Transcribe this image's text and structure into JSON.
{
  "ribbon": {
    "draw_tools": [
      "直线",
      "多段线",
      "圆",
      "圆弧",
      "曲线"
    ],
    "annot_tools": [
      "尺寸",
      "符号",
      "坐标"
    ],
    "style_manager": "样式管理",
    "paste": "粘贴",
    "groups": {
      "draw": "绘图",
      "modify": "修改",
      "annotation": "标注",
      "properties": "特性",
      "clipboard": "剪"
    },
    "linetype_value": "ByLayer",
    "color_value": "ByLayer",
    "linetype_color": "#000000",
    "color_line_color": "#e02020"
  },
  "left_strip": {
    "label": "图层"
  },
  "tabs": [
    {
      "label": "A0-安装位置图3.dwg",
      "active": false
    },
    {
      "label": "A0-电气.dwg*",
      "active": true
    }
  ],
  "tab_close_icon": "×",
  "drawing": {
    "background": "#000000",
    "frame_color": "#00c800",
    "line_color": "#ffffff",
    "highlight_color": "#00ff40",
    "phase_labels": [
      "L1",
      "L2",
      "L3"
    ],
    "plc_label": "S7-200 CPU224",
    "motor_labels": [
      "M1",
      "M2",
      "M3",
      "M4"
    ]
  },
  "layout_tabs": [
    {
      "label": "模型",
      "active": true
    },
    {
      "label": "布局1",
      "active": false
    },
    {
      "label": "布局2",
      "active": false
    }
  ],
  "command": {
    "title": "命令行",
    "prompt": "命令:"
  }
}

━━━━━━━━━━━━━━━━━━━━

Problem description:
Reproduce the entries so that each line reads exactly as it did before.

Solution to the problem:
Transcribe this image's text and structure into JSON.
{
  "ribbon": {
    "draw_tools": [
      "直线",
      "多段线",
      "圆",
      "圆弧",
      "曲线"
    ],
    "annot_tools": [
      "尺寸",
      "符号",
      "坐标"
    ],
    "style_manager": "样式管理",
    "paste": "粘贴",
    "groups": {
      "draw": "绘图",
      "modify": "修改",
      "annotation": "标注",
      "properties": "特性",
      "clipboard": "剪"
    },
    "linetype_value": "ByLayer",
    "color_value": "ByLayer",
    "linetype_color": "#000000",
    "color_line_color": "#e02020"
  },
  "left_strip": {
    "label": "图层"
  },
  "tabs": [
    {
      "label": "A0-安装位置图3.dwg",
      "active": false
    },
    {
      "label": "A0-电气.dwg*",
      "active": true
    }
  ],
  "tab_close_icon": "×",
  "drawing": {
    "background": "#000000",
    "frame_color": "#00c800",
    "line_color": "#ffffff",
    "highlight_color": "#00ff40",
    "phase_labels": [
      "L1",
      "L2",
      "L3"
    ],
    "plc_label": "S7-200 CPU224",
    "motor_labels": [
      "M1",
      "M2",
      "M3",
      "M4"
    ]
  },
  "layout_tabs": [
    {
      "label": "模型",
      "active": true
    },
    {
      "label": "布局1",
      "active": false
    },
    {
      "label": "布局2",
      "active": false
    }
  ],
  "command": {
    "title": "命令行",
    "prompt": "命令:"
  }
}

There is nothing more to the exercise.